FinTechs and tech giants eye most profitable segments of banks

08 December 2017 3 min. read

Despite having weathered numerous crises over their long history, conventional banks have seen their market share eaten into by new, technologically-savvy competitors in recent years. A new report highlights that banks risk losing out to rapidly proliferating FinTech competition.

The banking system has seen good health return, as the effects of the 2008 financial crisis gradually recede. Many now have robust capital buffers, while cost cutting measures have taken effect. The financial crisis resulted in considerable write-downs for banks, while government monetary policy has since placed considerable strain on net interest margins. While non-performing loans have been, or are being dealt with, increased global fortunes have resulted in most banks being able to improve their revenues.

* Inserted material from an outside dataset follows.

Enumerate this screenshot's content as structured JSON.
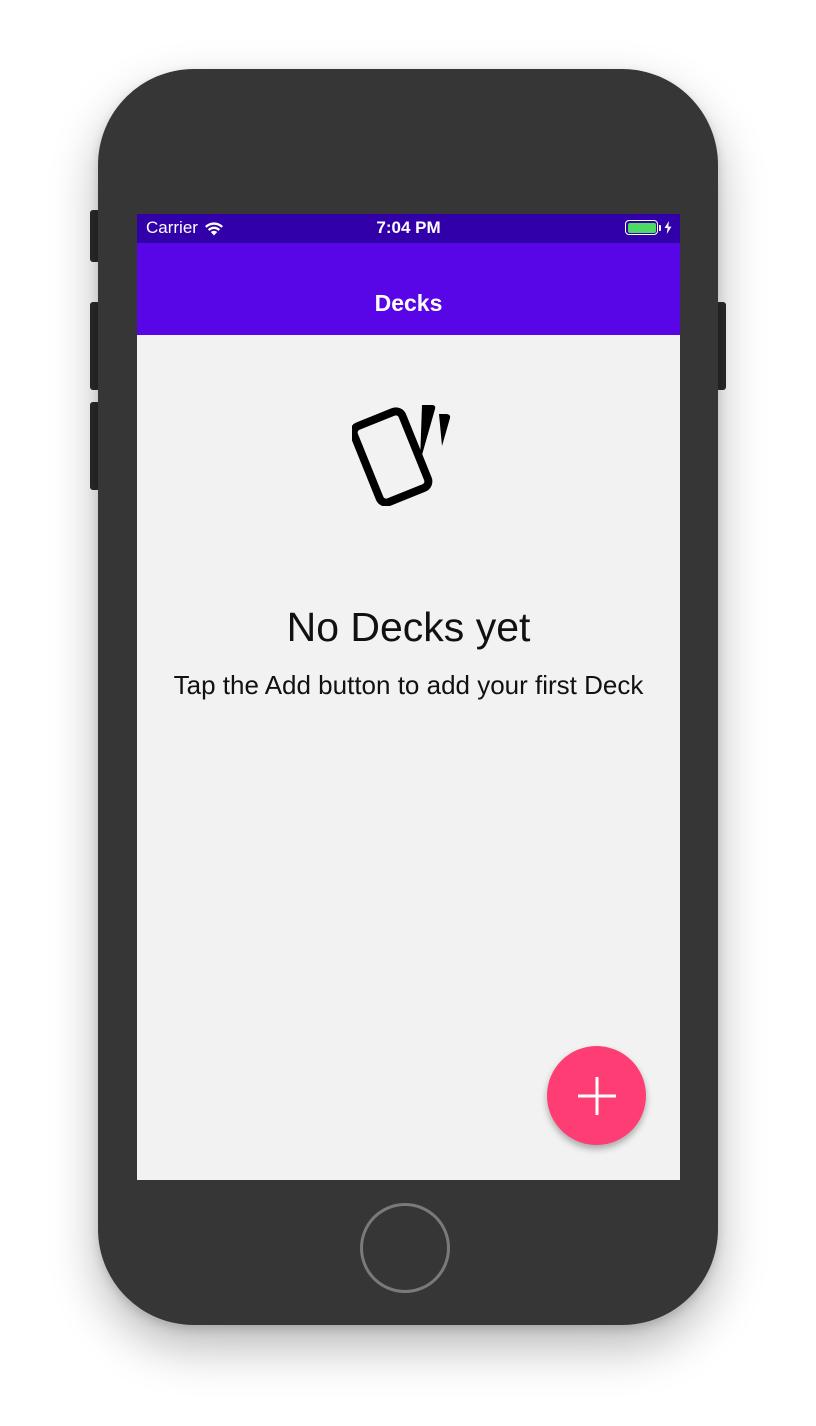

However, a new McKinsey & Company report, titled ‘Remaking the bank for an ecosystem world’, has shown that the rise of FinTechs may come to cloud the sector’s growing fortunes.

Global revenue growth stood at 5.7% per annum between 2010 and 2015, driven largely by banks in emerging economies – Chinese banks saw 16% CAGR in revenues for the period, while Emerging Asia came in at 10.2% CAGR. In Europe and North America, growth has been more subdued – at 1.9% and 2% respectively, while the UK has managed above average 2.5% growth for the period.Global banking revenuesThe latest figures, between 2015 and 2016 highlight a slowdown, however, with a global average of 2.7%, while North America and Western Europe managed 0.9% and 1.1% respectively. The slowdown is attributed by the firm to changes in consumer behaviour in favour of large platforms, as well as new digital entrants – particularly in China.

Revenue growth is not the only aspect of the wider financial picture to see slowdowns, with return on equity in the banking sector taking a hit in key markets. Globally, margins have fallen from 9.6% in 2014 to 8.6% last year. The negative impact arose largely from squeezed margins, capital costs and risk costs, while many regions were buoyed by improvements in cost efficiencies. Falling marginsNorth American banks, while suffering an 4.1 percentage point drop in margins, saw a similar 4.4% percentage point increase in cost efficiencies. In continental Europe, meanwhile, an already squeezed banking system saw return on equity (ROE) fall from 4.2% to 3.7% between 2014 and 2016, primarily because stronger capital risk profiles saw total risk costs decrease. The UK saw margins fall drastically in light of the Brexit decision, among others, with ROE coming down from 3.8% in 2014 to 1.6% in 2016.

Growing risks

While banks have become increasingly resilient to financial shocks and contagion, new competitive force may place pose challenges to incumbent financial services firms,  although uncertainty around consumer borrowing remains. One analysis by the firm suggests that if corporates and consumers shift their business to new tech platforms, at the same rate that they adopt new technologies, then ROE might drop by 4 percentage points by 2025, to a market average of 5.2% ROE.Non-bank attackers target fee-based businessThe firm notes that giants like Alibaba and Amazon in particular will create risks, although blockchain and other FinTechs create risks too. In terms of the kind of business most at risk for incumbents, the more profitable, but lower revenue, fee-based business areas such as transactions / payment, investment banking and asset management / insurance are most at risk. Margins across these areas come in at around 20%, on around 47% of total revenues.

Commenting on the potential disruption, the authors stated, “This will place banks at the next strategic crossroads: As ecosystems emerge, should banks beat them or join them? The odds are seemingly against banks’ ability to get the jump on the world’s most advanced tech companies. But they have some things going for them. When it comes to customers’ decisions about where to place their money, research shows that banks enjoy greater trust than tech companies.”